In a letter to the Microsoft-backed company, the FTC said it will look into whether people have been harmed by the AI chatbot’s creation of false information about them, as well as whether OpenAI “improperly or misleadingly” deals with privacy and data. Security transactions.
Generative AI products are in the crosshairs of regulators around the world, as AI experts and ethicists sound the alarm over the enormous personal data used by the technology, as well as its potentially harmful outputs, from misinformation to sexist and racist comments.
In May, the FTC warned the industry that it “focuses on how companies may choose to use AI technologies, including new generative AI tools, in ways that may have a real and significant impact on consumers.” has been”.
In its letter, the US regulator asked OpenAI to share internal content on how the group maintains user data, from steps the company has taken to address the risk of its models generating “false, misleading or offensive” statements.

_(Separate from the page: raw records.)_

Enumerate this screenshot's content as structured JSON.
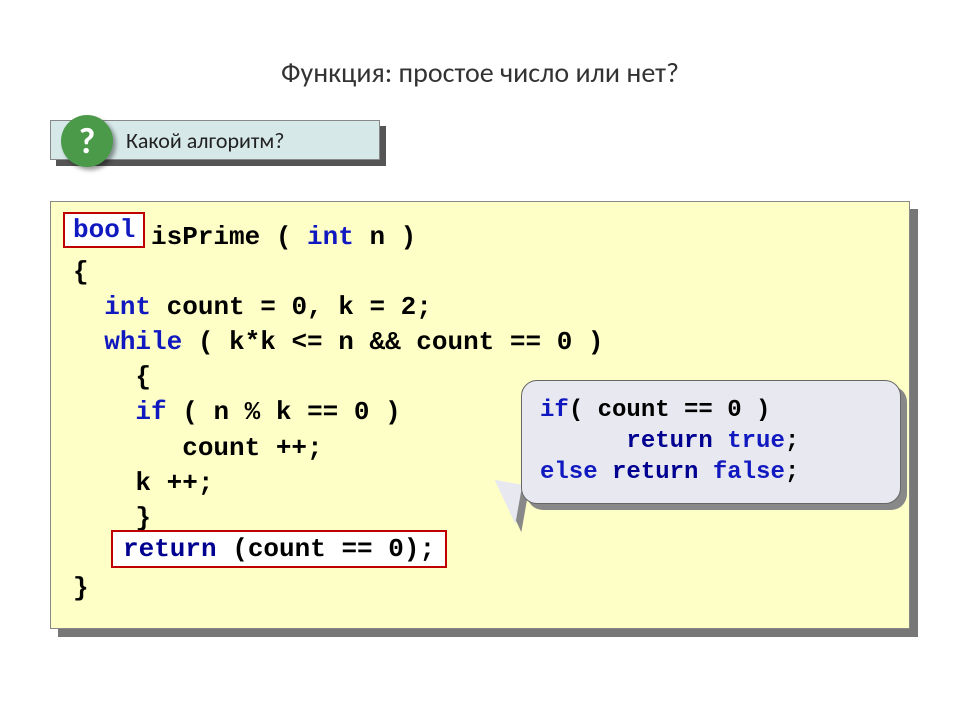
{
  "title": "Функция: простое число или нет?",
  "question": {
    "icon": "?",
    "text": "Какой алгоритм?"
  },
  "code": {
    "bool_label": "bool",
    "line1a": "     isPrime ( ",
    "line1_kw": "int",
    "line1b": " n )",
    "line2": "{",
    "line3a": "  ",
    "line3_kw": "int",
    "line3b": " count = 0, k = 2;",
    "line4a": "  ",
    "line4_kw": "while",
    "line4b": " ( k*k <= n && count == 0 )",
    "line5": "    {",
    "line6a": "    ",
    "line6_kw": "if",
    "line6b": " ( n % k == 0 )",
    "line7": "       count ++;",
    "line8": "    k ++;",
    "line9": "    }",
    "line10": "",
    "line11": "}"
  },
  "return_box": {
    "kw": "return",
    "rest": " (count == 0);"
  },
  "callout": {
    "l1_kw": "if",
    "l1_rest": "( count == 0 )",
    "l2_pre": "      ",
    "l2_kw": "return",
    "l2_sp": " ",
    "l2_val": "true",
    "l2_end": ";",
    "l3_kw1": "else",
    "l3_sp": " ",
    "l3_kw2": "return",
    "l3_sp2": " ",
    "l3_val": "false",
    "l3_end": ";"
  }
}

The FTC declined to comment on the letter, which was first reported by The Washington Post. Writing on Twitter later Thursday, OpenAI Chief Executive Sam Altman It is called “Seeing the FTC request start with a leak is very disappointing and does not help build trust”. He added: “It is very important to us that our technology is safe and consumer-friendly, and we are confident that we comply with the law. Of course we will work with the FTC.”
Lina Khan, the FTC chairwoman, testified before the House Judiciary Committee Thursday morning and faced sharp criticism from Republican lawmakers over her tough enforcement stance.
When asked about the investigation during the hearing, Khan declined to comment on the investigation but said the regulator’s broader concerns were that ChatGPT and other AI services were being “fed a huge amount of data” while “there was no investigation into what kind of data there is.” .” are admitted to these companies.”
She added: “We have heard of reports where people’s sensitive information is being exposed in response to someone else’s enquiry. We hear about defamatory, defamatory statements, blatantly untrue things that are emerging. It is the type of fraud and deception that we are concerned about.”
Khan was also quizzed by lawmakers over his mixed record in court after the FTC suffered a major defeat this week in an attempt to block Microsoft’s $75bn acquisition of Activision Blizzard. The FTC appealed the decision on Thursday.
Meanwhile, committee chairman Republican Jim Jordan accused Khan of “harassing” Twitter after the company alleged in court filings that the FTC acted “erraticly and improperly” in enforcing the consent order it imposed last year.
Khan did not comment on Twitter’s filing but said all the FTC cares about is that “the company complies with the law”.
Experts are concerned about the huge amount of data generated by the language models behind ChatGPT. OpenAI had over 100 million monthly active users within two months of its launch. Microsoft’s new Bing search engine, also powered by OpenAI technology, is being used by more than one million people in 169 countries within two weeks of its release in January.
Users have reported that ChatGPT has created names, dates and facts, as well as fake links to news websites and references to academic papers, a problem known in the industry as “hallucinations”.
The FTC’s investigation digs into the technical details of how ChatGPT was designed, including the company’s work on fixing misconceptions and oversight of its human reviewers, which directly affect consumers. It has also sought information about efforts made by the company to assess customer complaints and customer perception of the chatbot’s accuracy and reliability.
Echoing earlier admissions about ChatGPT’s inadequacies, Altman tweeted: “We are transparent about the limitations of our technology, especially when we fall short. And our capped-profit structure means we’re not incentivized to make unlimited returns.” However, he said the chatbot was built on “years of security research”, adding: “We protect user privacy and design our systems to learn about the world, not private individuals.”